Just another hobby other than shooting. Thanks for watching. LOL!
 

joepistol

Well-Known Fanatic
Joined
Apr 23, 2020
Messages
1,104
Location
Rochester Hills, Mi
" Looks very nice! You did good! "... if you meant I did good on those grips on my Blackhawk, you're mistaken, I didn't make those.
Those are the grips I bought for it..never got close to finishing the grips I was going to make for it.

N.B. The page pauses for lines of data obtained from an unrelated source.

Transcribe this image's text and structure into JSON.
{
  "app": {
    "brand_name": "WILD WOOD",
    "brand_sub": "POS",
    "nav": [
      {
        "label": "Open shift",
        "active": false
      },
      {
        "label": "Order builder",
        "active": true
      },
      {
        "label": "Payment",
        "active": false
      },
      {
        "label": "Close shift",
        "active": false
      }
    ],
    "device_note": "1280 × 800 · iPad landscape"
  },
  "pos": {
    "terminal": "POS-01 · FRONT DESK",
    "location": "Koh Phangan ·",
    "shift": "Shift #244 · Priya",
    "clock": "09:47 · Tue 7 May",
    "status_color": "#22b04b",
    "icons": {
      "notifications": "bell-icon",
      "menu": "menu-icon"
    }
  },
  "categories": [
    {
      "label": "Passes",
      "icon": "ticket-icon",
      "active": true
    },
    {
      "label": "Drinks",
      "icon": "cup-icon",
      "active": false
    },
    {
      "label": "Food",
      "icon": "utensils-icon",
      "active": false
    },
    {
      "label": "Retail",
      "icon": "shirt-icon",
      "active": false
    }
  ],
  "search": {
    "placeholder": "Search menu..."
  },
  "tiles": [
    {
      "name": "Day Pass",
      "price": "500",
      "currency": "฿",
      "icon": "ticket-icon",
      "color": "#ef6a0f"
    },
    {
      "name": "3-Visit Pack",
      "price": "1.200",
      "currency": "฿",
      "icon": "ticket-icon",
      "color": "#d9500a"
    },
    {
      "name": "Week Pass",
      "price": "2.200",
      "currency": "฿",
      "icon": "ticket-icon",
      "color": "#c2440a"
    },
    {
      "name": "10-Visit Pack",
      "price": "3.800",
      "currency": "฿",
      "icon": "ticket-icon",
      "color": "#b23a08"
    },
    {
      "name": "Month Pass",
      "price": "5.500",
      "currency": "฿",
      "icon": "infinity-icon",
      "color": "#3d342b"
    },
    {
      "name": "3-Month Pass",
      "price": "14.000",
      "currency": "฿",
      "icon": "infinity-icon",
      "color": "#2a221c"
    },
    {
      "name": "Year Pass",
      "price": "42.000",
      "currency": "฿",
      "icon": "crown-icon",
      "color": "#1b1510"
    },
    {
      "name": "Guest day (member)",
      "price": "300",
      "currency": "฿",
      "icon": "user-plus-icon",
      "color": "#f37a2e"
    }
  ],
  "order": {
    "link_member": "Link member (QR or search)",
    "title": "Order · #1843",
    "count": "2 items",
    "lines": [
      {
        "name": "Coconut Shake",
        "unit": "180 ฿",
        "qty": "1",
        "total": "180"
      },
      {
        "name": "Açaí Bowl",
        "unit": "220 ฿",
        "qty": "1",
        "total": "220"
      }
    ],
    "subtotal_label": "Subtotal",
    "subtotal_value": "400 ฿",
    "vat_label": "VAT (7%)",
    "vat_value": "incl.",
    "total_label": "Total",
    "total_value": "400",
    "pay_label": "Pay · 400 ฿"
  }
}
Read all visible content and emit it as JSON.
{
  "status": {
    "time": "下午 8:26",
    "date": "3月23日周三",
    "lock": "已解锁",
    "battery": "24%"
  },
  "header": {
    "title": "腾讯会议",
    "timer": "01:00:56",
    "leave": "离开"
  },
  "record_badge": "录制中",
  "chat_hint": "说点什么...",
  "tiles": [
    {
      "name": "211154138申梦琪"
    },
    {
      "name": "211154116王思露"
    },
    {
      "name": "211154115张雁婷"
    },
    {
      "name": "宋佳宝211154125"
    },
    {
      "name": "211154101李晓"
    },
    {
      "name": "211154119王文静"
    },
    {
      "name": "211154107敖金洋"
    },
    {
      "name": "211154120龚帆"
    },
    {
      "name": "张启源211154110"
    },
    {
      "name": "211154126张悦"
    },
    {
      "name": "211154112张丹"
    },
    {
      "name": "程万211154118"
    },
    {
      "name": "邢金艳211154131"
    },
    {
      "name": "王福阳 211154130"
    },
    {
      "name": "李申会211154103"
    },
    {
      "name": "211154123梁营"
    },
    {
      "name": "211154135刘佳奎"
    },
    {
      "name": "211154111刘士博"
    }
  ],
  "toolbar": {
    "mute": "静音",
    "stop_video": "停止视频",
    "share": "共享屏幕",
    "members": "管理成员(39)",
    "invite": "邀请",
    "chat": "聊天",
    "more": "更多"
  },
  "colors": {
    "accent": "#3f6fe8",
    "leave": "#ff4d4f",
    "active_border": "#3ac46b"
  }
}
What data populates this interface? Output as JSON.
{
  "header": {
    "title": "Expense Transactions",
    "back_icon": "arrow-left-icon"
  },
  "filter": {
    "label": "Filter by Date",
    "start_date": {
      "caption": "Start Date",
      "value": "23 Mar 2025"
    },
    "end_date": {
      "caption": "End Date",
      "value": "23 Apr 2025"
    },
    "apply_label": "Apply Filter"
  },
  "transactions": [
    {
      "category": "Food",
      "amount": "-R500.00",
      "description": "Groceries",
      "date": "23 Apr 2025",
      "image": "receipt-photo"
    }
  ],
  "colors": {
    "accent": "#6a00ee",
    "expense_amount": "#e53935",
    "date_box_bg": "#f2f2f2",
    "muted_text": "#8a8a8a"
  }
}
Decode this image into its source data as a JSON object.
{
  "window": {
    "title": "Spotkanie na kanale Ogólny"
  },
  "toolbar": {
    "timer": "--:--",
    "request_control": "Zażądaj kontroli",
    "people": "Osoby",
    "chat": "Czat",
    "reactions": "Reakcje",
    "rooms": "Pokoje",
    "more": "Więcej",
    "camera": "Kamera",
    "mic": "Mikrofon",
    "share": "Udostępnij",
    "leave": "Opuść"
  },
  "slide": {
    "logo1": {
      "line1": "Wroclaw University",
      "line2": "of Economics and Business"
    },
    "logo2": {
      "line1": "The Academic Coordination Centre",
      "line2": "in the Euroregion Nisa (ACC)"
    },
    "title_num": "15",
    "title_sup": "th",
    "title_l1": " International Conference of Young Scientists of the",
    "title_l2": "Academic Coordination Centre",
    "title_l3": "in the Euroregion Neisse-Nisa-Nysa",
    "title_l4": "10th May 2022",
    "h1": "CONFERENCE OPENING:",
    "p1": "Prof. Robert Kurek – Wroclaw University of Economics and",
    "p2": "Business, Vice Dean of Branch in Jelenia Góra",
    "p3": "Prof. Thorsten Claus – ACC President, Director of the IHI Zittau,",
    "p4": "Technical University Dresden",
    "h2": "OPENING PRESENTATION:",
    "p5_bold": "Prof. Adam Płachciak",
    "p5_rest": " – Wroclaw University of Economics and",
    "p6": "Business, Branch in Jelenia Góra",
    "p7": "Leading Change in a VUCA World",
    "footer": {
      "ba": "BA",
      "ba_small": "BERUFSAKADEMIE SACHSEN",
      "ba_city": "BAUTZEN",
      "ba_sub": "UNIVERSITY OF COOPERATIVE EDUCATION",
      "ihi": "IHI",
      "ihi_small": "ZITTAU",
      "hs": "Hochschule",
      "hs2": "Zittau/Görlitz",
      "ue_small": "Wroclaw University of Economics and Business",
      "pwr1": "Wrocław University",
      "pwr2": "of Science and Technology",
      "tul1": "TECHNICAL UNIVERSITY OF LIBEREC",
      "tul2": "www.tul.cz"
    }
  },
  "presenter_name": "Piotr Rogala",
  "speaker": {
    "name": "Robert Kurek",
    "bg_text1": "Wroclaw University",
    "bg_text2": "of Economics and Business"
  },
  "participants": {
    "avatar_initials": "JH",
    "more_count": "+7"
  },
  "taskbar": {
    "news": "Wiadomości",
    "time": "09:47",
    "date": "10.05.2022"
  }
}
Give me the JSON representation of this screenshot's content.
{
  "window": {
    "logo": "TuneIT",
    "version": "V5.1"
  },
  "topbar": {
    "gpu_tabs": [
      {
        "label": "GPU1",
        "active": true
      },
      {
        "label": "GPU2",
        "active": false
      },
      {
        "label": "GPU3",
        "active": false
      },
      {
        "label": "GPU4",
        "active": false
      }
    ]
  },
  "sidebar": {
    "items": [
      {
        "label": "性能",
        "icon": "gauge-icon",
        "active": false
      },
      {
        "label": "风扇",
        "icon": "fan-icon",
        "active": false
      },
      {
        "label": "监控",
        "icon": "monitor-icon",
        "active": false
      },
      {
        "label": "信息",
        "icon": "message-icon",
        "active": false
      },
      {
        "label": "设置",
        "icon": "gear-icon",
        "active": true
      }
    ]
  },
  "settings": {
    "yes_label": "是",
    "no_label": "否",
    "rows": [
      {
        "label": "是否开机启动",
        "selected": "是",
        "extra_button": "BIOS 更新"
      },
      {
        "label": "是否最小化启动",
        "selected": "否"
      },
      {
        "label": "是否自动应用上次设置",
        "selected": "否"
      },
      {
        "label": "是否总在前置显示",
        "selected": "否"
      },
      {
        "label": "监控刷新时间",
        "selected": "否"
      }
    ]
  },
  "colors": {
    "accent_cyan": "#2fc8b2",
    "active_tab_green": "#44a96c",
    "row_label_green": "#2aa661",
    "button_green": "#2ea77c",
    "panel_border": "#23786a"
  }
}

I guess you could say I did good on purchasing them..though they look like they fit well in the picture. If you saw the backs trap, ( grip frame )
you could see they weren't well-fit to the frame.. one side is cut about 1/8"higher than the other...where the cut is for the bottom of the frame.
I probably should've returned them, but those were bought in pre-internet time. They were hard to find, I thought the wood looked beautiful,
and the grips fit well in my hand,.. so decided to ignore the somewhat sloppy fit in that one area.
 

Buck Buck

Well-Known Fanatic
Joined
Aug 15, 2018
Messages
113
Earlier this year while wintering in Arizona in the RV, the resort had a lapidary shop to use. So we went out into the desert, found some rocks and after a lot of work, finished this set.

At home, don't have the specialized equipment to work stone but can handle wood.
So with a block of Bocote, a hardwood from South America, and some indego DymaLux the project began.

After a lot of cutting and sanding, polyurethane was applied to get a finished project.

View attachment 33815
The stone is pretty! And lots of work. But I am partial to wood! I REALLY like how these turned out ! The grain pattern and color contrast, along with the high gloss finish is just amazing! IMO
And the knife block is a clever design. With the curved surface ends, and that contrasting wood color, it makes a very impressive set !
Not only would I like a set of knives like this, but now you've made me hungry for steak and some type of vegetable that requires slicing ! And I was thinking I'd just quickly check some emails at 4 in the morning and go back to sleep. I'm going to be dreaming about these, beautiful wood projects, and maybe some venison steaks from my son in law, who hunts (for fresh, natural meat) A worthy companion to your artwork !

Pleasant dreams and thanks for sharing your craftsmanship with us.

p.s.
Hopefully after the election we can still eat meat, and not just bugs.
 

Latest posts

Top